Don’t get me wrong. I am not the one to coddle or play hug-a-thug either with the big bad wolves of society. I did agree with some of the points he makes here. Samenow says that criminals are usually narcissistic, selfish people who feel entitled to the finer things in life (agreed) and feel that they shouldn’t have to work for them (agreed). Their need for power and validation feeds into their desire to victimize others in whatever way they can–fraud, sexual assault, robbery, etc (agreed). Work places, schools, family units, and other social institutions are where they hone their con game, and if and when they’re caught and locked up, they’ll hopefully change their thinking (agree). Samenow is adamant that prisons, rehabs, reading programs, and career counseling will not change the criminal because of how he thinks. He scoffs at sociologists who point to indicators such as poor schooling, drug abuse, lack of job opportunities, mental illness, poverty, and other factors as the reasons why people turn to crime.

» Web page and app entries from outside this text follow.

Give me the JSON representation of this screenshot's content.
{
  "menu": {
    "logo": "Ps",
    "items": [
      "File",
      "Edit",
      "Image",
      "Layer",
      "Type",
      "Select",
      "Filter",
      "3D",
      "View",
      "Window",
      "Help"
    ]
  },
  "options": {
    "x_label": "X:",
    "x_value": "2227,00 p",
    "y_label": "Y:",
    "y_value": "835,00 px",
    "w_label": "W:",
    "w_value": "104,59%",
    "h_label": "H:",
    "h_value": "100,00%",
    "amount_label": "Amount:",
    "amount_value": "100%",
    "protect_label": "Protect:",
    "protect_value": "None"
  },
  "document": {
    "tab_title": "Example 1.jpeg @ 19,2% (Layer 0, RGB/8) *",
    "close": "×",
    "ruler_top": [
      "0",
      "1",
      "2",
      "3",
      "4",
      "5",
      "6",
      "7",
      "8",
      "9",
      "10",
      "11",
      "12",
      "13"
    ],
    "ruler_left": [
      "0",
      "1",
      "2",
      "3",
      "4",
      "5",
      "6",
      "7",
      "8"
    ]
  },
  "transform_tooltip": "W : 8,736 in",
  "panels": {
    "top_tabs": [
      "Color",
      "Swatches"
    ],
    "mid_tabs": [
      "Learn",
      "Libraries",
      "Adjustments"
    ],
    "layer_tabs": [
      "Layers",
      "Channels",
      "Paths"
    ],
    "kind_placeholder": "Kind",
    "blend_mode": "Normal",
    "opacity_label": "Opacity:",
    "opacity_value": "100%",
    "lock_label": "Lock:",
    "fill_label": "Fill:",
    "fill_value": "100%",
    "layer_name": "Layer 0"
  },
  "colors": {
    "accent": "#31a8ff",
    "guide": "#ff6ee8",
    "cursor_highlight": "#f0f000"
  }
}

And I understand this, I really do. But how can Dr. Samenow completely dismiss these sociological viewpoints? Most of the case studies of criminals he gives in this book are of middle class men he has interviewed–men who came from the so-called ‘normal’ two-parent homes, whose folks more than likely had the resources for therapy, and, who despite all of their efforts, still went on to choose a life of crime regardless. One cannot help but to notice the lack of socioeconomic diversity in this book, which, I’m sad to report, makes this book terribly biased. While I am not saying that all poor people are criminals (nor are all criminals poor), one cannot deny the effects of poverty and class stratification on a large number of the people in our criminal justice system. Poverty itself does not cause crime, but it definitely leads to the illusion that illegal means are necessary to achieve prosperity.

Another jarring problem with this book is how Dr. Samenow talks about criminals as one homogeneous group. We know that a woman who is addicted to crack cocaine and sells her body for profit and a Jeffrey Dahmer-like sex predator/murderer are both criminals according to the law, but are they really in the same category of deviance? According to Dr. Samenow, there isn’t much of a difference between a weekend ecstasy user and John Wayne Gacy. He also disregards ‘addiction as a disease’ pathology and with it, pretty much everything that’s been written in the field of human psychology for the past 25 years. As a psychologist, you would think he wants to understand what really drives people to do what they do beyond the most obvious, the motivator of choice.

I got almost zero information from this book. I imagine that this book is hot with prosecutors and other right-wingers who want to ‘get tough’ on crime by locking up people doing everything from robbing a bank to stealing a chicken. It doesn’t make it correct though. Not in the least.

To Whom it May Concern

Before I go any further, let me remind you all: I don’t review nonfiction on this site. I mention this on my review request page.

Yet, strangely, I get a lot requests to review biographies and memoirs. Don’t get me wrong, I do read bios, memoirs, books on public policy, books on social issues. As a matter of fact, I read them quite often. The reason why I avoid reviewing them here though is simple: I don’t like writing about nonfiction. Call it personal preference, being picky, whatever…but it’s important for me to keep this site enjoyable. The moment that I find myself taking on certain books and reviewing them out of obligation, habit, or a need to keep myself busy is the day that I probably should be shutting this site down, you know?

I don’t take money for reviews. I do this for the love of the written word. The bottom line is this: the books that you see reviewed here (even if I hated them) are books that I chose to review, upon my own free will. Book review requests that I receive in my inbox that I review here will always be books that I choose to review, upon my own free will. I wouldn’t want it any other way. A book author who writes their heart out in a labor of love wouldn’t want it any other way either.

Had to get that off my chest. Ya’ll carry on.

Love, Kellan